#### DATA SUPPLIED ####

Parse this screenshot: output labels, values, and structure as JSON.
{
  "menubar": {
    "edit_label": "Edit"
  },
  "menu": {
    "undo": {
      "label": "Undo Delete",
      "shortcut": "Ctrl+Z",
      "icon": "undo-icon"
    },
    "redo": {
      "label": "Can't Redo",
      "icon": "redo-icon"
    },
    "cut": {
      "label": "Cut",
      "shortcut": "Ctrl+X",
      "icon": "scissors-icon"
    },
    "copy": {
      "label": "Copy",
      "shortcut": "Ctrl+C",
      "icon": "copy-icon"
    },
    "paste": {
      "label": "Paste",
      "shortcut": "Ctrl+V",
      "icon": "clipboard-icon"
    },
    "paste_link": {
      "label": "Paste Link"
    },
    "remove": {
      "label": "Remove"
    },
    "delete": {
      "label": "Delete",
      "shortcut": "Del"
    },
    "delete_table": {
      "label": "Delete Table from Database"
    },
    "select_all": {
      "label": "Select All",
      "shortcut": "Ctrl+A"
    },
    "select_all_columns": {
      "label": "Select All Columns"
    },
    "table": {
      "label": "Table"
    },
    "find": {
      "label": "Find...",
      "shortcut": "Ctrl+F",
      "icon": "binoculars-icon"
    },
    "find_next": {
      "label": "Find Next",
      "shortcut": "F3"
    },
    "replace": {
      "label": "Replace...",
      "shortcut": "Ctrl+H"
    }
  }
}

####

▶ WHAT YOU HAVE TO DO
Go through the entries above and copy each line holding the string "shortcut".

▶ WRITTEN ANSWER
      "shortcut": "Ctrl+Z",
      "shortcut": "Ctrl+X",
      "shortcut": "Ctrl+C",
      "shortcut": "Ctrl+V",
      "shortcut": "Del"
      "shortcut": "Ctrl+A"
      "shortcut": "Ctrl+F",
      "shortcut": "F3"
      "shortcut": "Ctrl+H"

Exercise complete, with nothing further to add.